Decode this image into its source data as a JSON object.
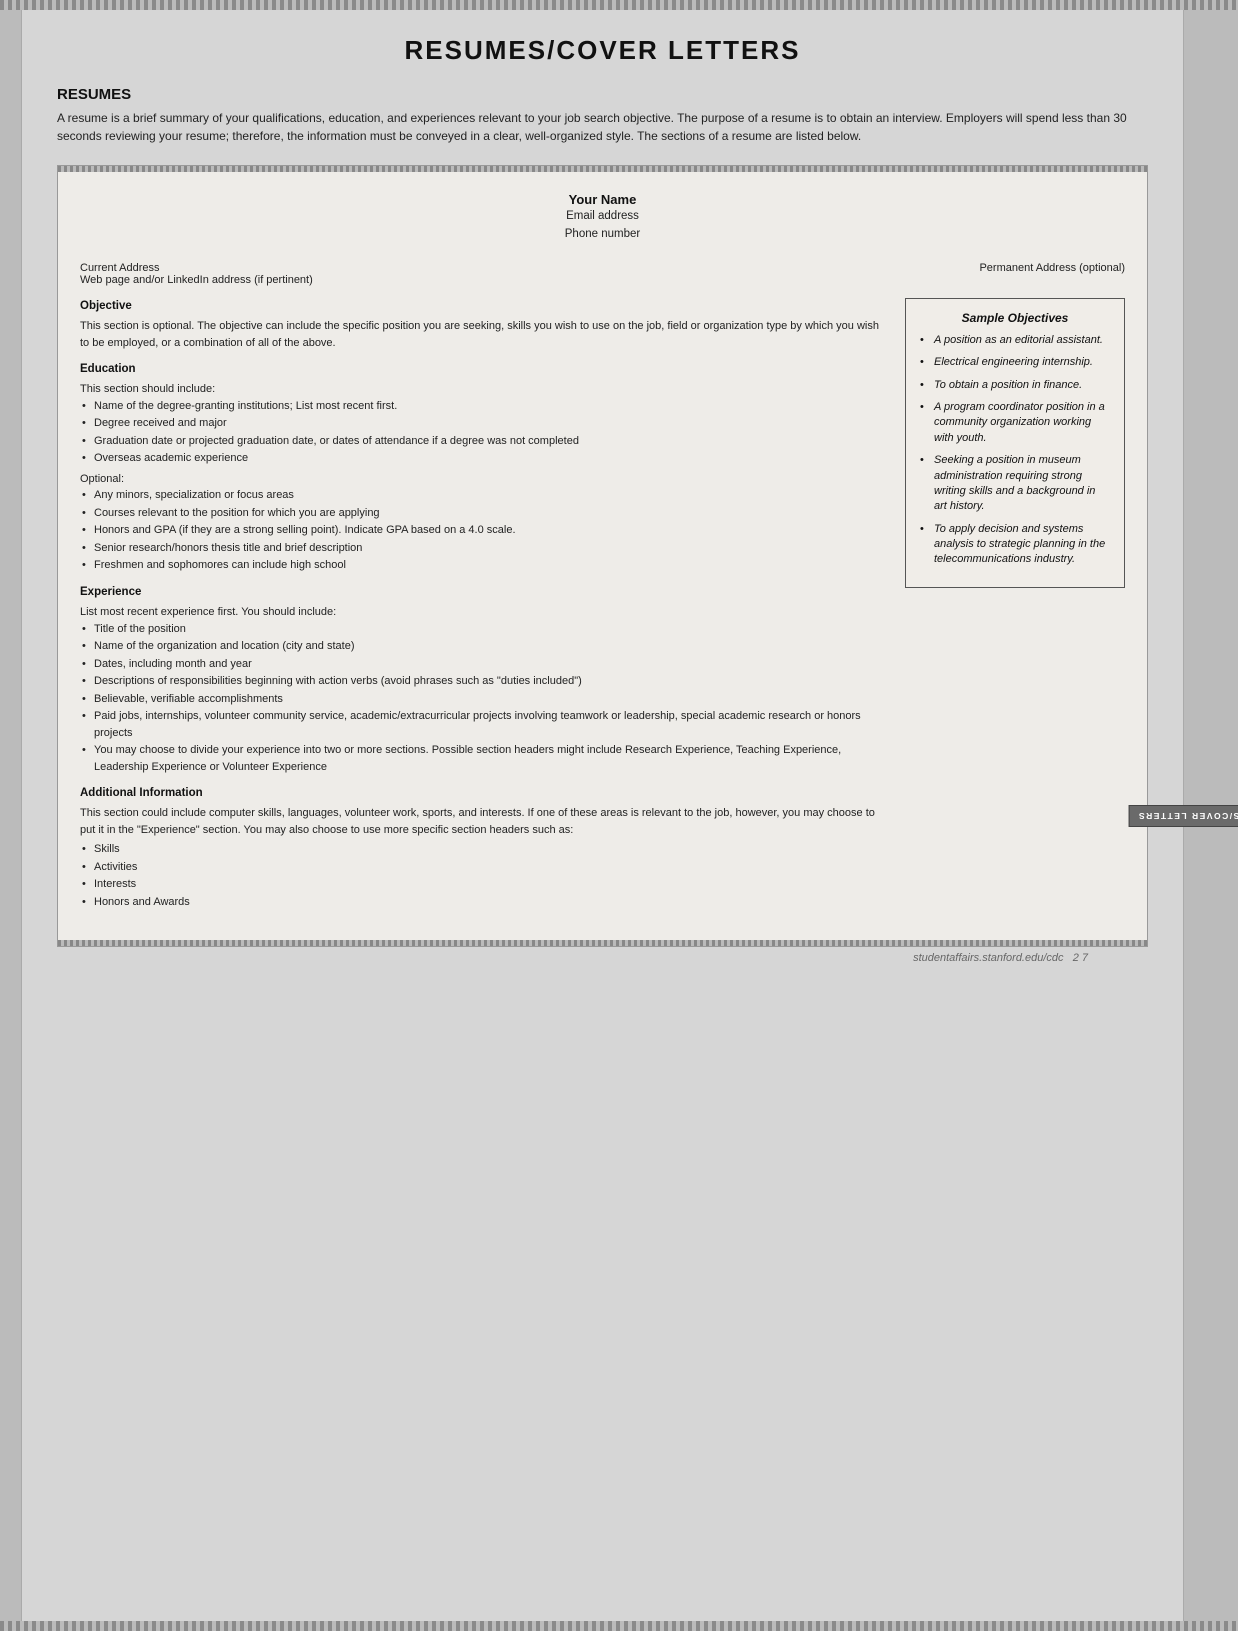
{
  "page": {
    "title": "RESUMES/COVER LETTERS",
    "footer": {
      "url": "studentaffairs.stanford.edu/cdc",
      "page": "2 7"
    }
  },
  "resumes_section": {
    "heading": "RESUMES",
    "intro": "A resume is a brief summary of your qualifications, education, and experiences relevant to your job search objective. The purpose of a resume is to obtain an interview. Employers will spend less than 30 seconds reviewing your resume; therefore, the information must be conveyed in a clear, well-organized style. The sections of a resume are listed below."
  },
  "resume_template": {
    "name": "Your Name",
    "email": "Email address",
    "phone": "Phone number",
    "address_left_line1": "Current Address",
    "address_left_line2": "Web page and/or LinkedIn address (if pertinent)",
    "address_right": "Permanent Address (optional)",
    "objective_title": "Objective",
    "objective_text": "This section is optional. The objective can include the specific position you are seeking, skills you wish to use on the job, field or organization type by which you wish to be employed, or a combination of all of the above.",
    "education_title": "Education",
    "education_intro": "This section should include:",
    "education_bullets": [
      "Name of the degree-granting institutions; List most recent first.",
      "Degree received and major",
      "Graduation date or projected graduation date, or dates of attendance if a degree was not completed",
      "Overseas academic experience"
    ],
    "education_optional_label": "Optional:",
    "education_optional_bullets": [
      "Any minors, specialization or focus areas",
      "Courses relevant to the position for which you are applying",
      "Honors and GPA (if they are a strong selling point). Indicate GPA based on a 4.0 scale.",
      "Senior research/honors thesis title and brief description",
      "Freshmen and sophomores can include high school"
    ],
    "experience_title": "Experience",
    "experience_intro": "List most recent experience first. You should include:",
    "experience_bullets": [
      "Title of the position",
      "Name of the organization and location (city and state)",
      "Dates, including month and year",
      "Descriptions of responsibilities beginning with action verbs (avoid phrases such as \"duties included\")",
      "Believable, verifiable accomplishments",
      "Paid jobs, internships, volunteer community service, academic/extracurricular projects involving teamwork or leadership, special academic research or honors projects",
      "You may choose to divide your experience into two or more sections. Possible section headers might include Research Experience, Teaching Experience, Leadership Experience or Volunteer Experience"
    ],
    "additional_title": "Additional Information",
    "additional_text": "This section could include computer skills, languages, volunteer work, sports, and interests. If one of these areas is relevant to the job, however, you may choose to put it in the \"Experience\" section. You may also choose to use more specific section headers such as:",
    "additional_bullets": [
      "Skills",
      "Activities",
      "Interests",
      "Honors and Awards"
    ]
  },
  "sample_objectives": {
    "title": "Sample Objectives",
    "items": [
      "A position as an editorial assistant.",
      "Electrical engineering internship.",
      "To obtain a position in finance.",
      "A program coordinator position in a community organization working with youth.",
      "Seeking a position in museum administration requiring strong writing skills and a background in art history.",
      "To apply decision and systems analysis to strategic planning in the telecommunications industry."
    ]
  },
  "sidebar_tab": {
    "label": "RESUMES/COVER LETTERS"
  }
}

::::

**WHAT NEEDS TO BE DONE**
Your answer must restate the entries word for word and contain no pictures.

**SOLUTION TO THIS EXERCISE**
Decode this image into its source data as a JSON object.
{
  "page": {
    "title": "RESUMES/COVER LETTERS",
    "footer": {
      "url": "studentaffairs.stanford.edu/cdc",
      "page": "2 7"
    }
  },
  "resumes_section": {
    "heading": "RESUMES",
    "intro": "A resume is a brief summary of your qualifications, education, and experiences relevant to your job search objective. The purpose of a resume is to obtain an interview. Employers will spend less than 30 seconds reviewing your resume; therefore, the information must be conveyed in a clear, well-organized style. The sections of a resume are listed below."
  },
  "resume_template": {
    "name": "Your Name",
    "email": "Email address",
    "phone": "Phone number",
    "address_left_line1": "Current Address",
    "address_left_line2": "Web page and/or LinkedIn address (if pertinent)",
    "address_right": "Permanent Address (optional)",
    "objective_title": "Objective",
    "objective_text": "This section is optional. The objective can include the specific position you are seeking, skills you wish to use on the job, field or organization type by which you wish to be employed, or a combination of all of the above.",
    "education_title": "Education",
    "education_intro": "This section should include:",
    "education_bullets": [
      "Name of the degree-granting institutions; List most recent first.",
      "Degree received and major",
      "Graduation date or projected graduation date, or dates of attendance if a degree was not completed",
      "Overseas academic experience"
    ],
    "education_optional_label": "Optional:",
    "education_optional_bullets": [
      "Any minors, specialization or focus areas",
      "Courses relevant to the position for which you are applying",
      "Honors and GPA (if they are a strong selling point). Indicate GPA based on a 4.0 scale.",
      "Senior research/honors thesis title and brief description",
      "Freshmen and sophomores can include high school"
    ],
    "experience_title": "Experience",
    "experience_intro": "List most recent experience first. You should include:",
    "experience_bullets": [
      "Title of the position",
      "Name of the organization and location (city and state)",
      "Dates, including month and year",
      "Descriptions of responsibilities beginning with action verbs (avoid phrases such as \"duties included\")",
      "Believable, verifiable accomplishments",
      "Paid jobs, internships, volunteer community service, academic/extracurricular projects involving teamwork or leadership, special academic research or honors projects",
      "You may choose to divide your experience into two or more sections. Possible section headers might include Research Experience, Teaching Experience, Leadership Experience or Volunteer Experience"
    ],
    "additional_title": "Additional Information",
    "additional_text": "This section could include computer skills, languages, volunteer work, sports, and interests. If one of these areas is relevant to the job, however, you may choose to put it in the \"Experience\" section. You may also choose to use more specific section headers such as:",
    "additional_bullets": [
      "Skills",
      "Activities",
      "Interests",
      "Honors and Awards"
    ]
  },
  "sample_objectives": {
    "title": "Sample Objectives",
    "items": [
      "A position as an editorial assistant.",
      "Electrical engineering internship.",
      "To obtain a position in finance.",
      "A program coordinator position in a community organization working with youth.",
      "Seeking a position in museum administration requiring strong writing skills and a background in art history.",
      "To apply decision and systems analysis to strategic planning in the telecommunications industry."
    ]
  },
  "sidebar_tab": {
    "label": "RESUMES/COVER LETTERS"
  }
}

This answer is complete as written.